- Exercise objective
Each line in the records below that has the word "Last" should be copied.

Items from a data source
********
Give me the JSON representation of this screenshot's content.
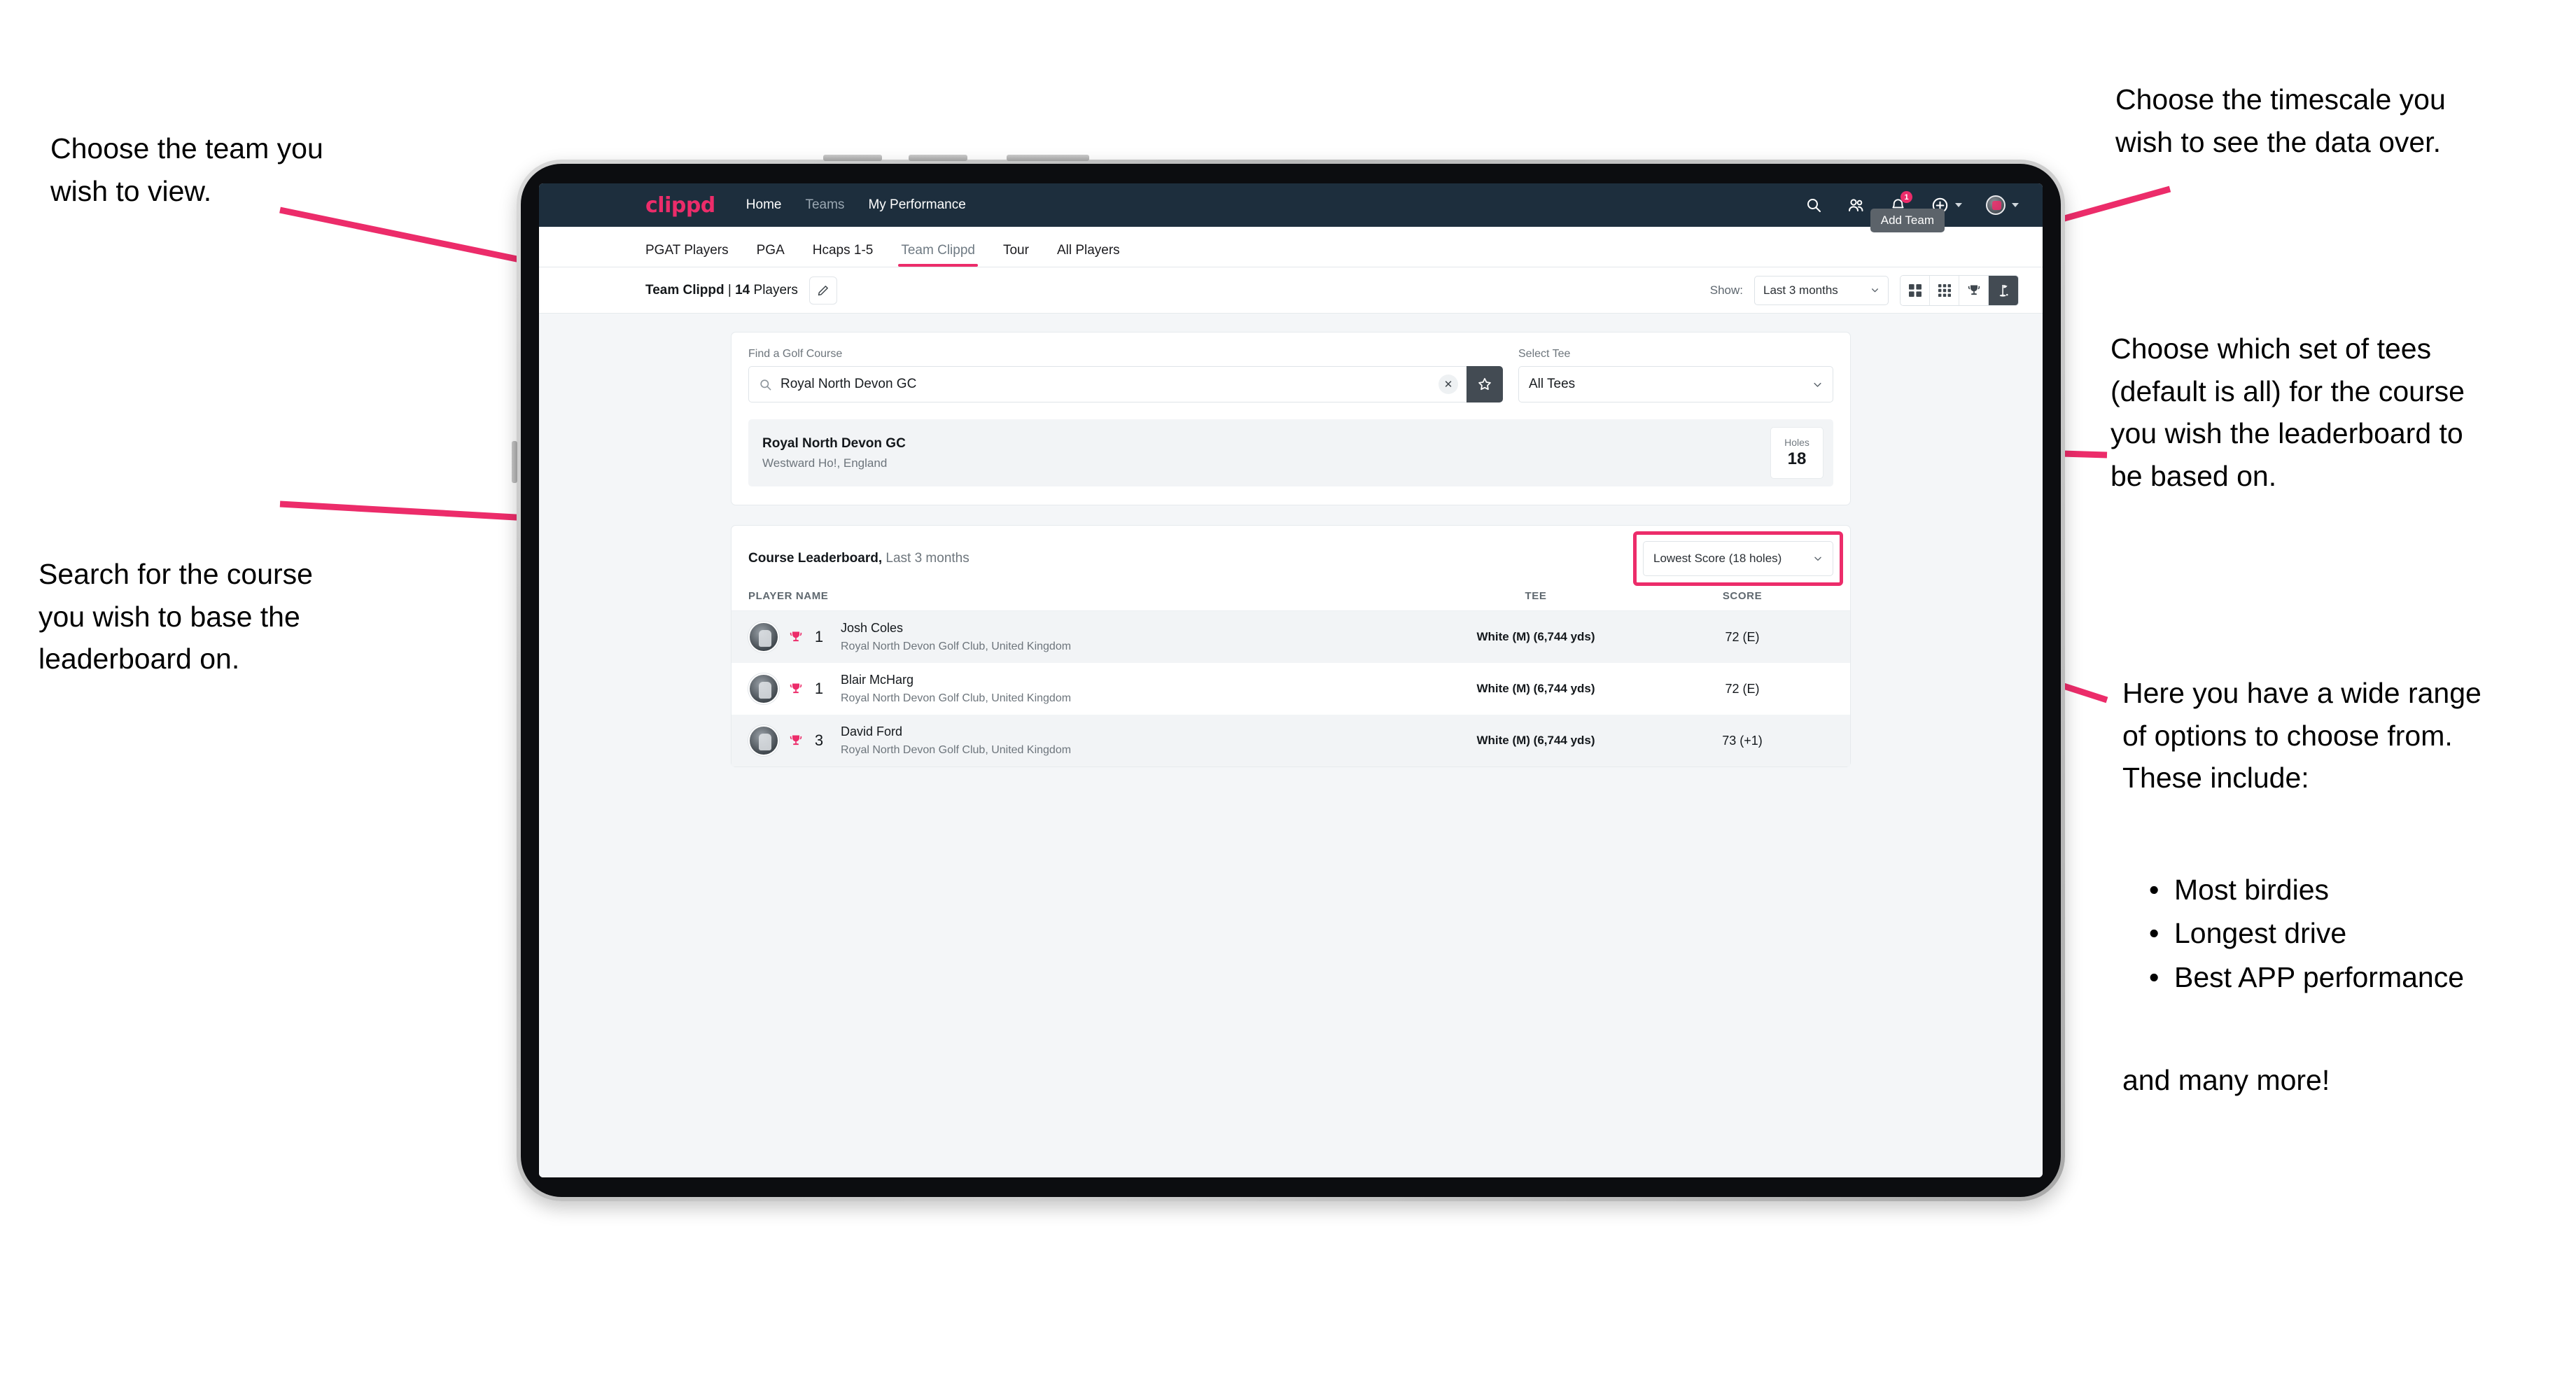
{
  "annotations": {
    "left_top": "Choose the team you\nwish to view.",
    "left_bottom": "Search for the course\nyou wish to base the\nleaderboard on.",
    "right_top": "Choose the timescale you\nwish to see the data over.",
    "right_mid": "Choose which set of tees\n(default is all) for the course\nyou wish the leaderboard to\nbe based on.",
    "right_bottom_intro": "Here you have a wide range\nof options to choose from.\nThese include:",
    "right_bullets": [
      "Most birdies",
      "Longest drive",
      "Best APP performance"
    ],
    "right_tail": "and many more!"
  },
  "topnav": {
    "brand": "clippd",
    "links": [
      {
        "label": "Home",
        "dim": false
      },
      {
        "label": "Teams",
        "dim": true
      },
      {
        "label": "My Performance",
        "dim": false
      }
    ],
    "icons": [
      "search-icon",
      "people-icon",
      "bell-icon",
      "plus-circle-icon",
      "avatar-icon"
    ],
    "notification_count": "1"
  },
  "tabs": {
    "items": [
      {
        "label": "PGAT Players",
        "active": false
      },
      {
        "label": "PGA",
        "active": false
      },
      {
        "label": "Hcaps 1-5",
        "active": false
      },
      {
        "label": "Team Clippd",
        "active": true
      },
      {
        "label": "Tour",
        "active": false
      },
      {
        "label": "All Players",
        "active": false
      }
    ],
    "tooltip": "Add Team"
  },
  "filterbar": {
    "team_name": "Team Clippd",
    "separator": " | ",
    "player_count": "14",
    "players_word": " Players",
    "edit_icon": "pencil-icon",
    "show_label": "Show:",
    "timescale_value": "Last 3 months",
    "view_buttons": [
      {
        "name": "grid-2x2-icon",
        "active": false
      },
      {
        "name": "grid-3x3-icon",
        "active": false
      },
      {
        "name": "trophy-icon",
        "active": false
      },
      {
        "name": "golf-flag-icon",
        "active": true
      }
    ]
  },
  "search_card": {
    "course_label": "Find a Golf Course",
    "course_value": "Royal North Devon GC",
    "course_placeholder": "Find a Golf Course",
    "clear_icon": "close-icon",
    "favorite_icon": "star-icon",
    "tee_label": "Select Tee",
    "tee_value": "All Tees",
    "course_result": {
      "name": "Royal North Devon GC",
      "location": "Westward Ho!, England",
      "holes_label": "Holes",
      "holes_value": "18"
    }
  },
  "leaderboard": {
    "title": "Course Leaderboard,",
    "subtitle": " Last 3 months",
    "sort_value": "Lowest Score (18 holes)",
    "columns": [
      "PLAYER NAME",
      "TEE",
      "SCORE"
    ],
    "rows": [
      {
        "rank": "1",
        "name": "Josh Coles",
        "club": "Royal North Devon Golf Club, United Kingdom",
        "tee": "White (M) (6,744 yds)",
        "score": "72 (E)"
      },
      {
        "rank": "1",
        "name": "Blair McHarg",
        "club": "Royal North Devon Golf Club, United Kingdom",
        "tee": "White (M) (6,744 yds)",
        "score": "72 (E)"
      },
      {
        "rank": "3",
        "name": "David Ford",
        "club": "Royal North Devon Golf Club, United Kingdom",
        "tee": "White (M) (6,744 yds)",
        "score": "73 (+1)"
      }
    ]
  },
  "colors": {
    "accent_pink": "#ec2c6a",
    "nav_dark": "#1d2e3d",
    "page_bg": "#f4f6f8",
    "active_dark": "#434b53"
  }
}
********
- Answer to the problem
    "timescale_value": "Last 3 months",
    "subtitle": " Last 3 months",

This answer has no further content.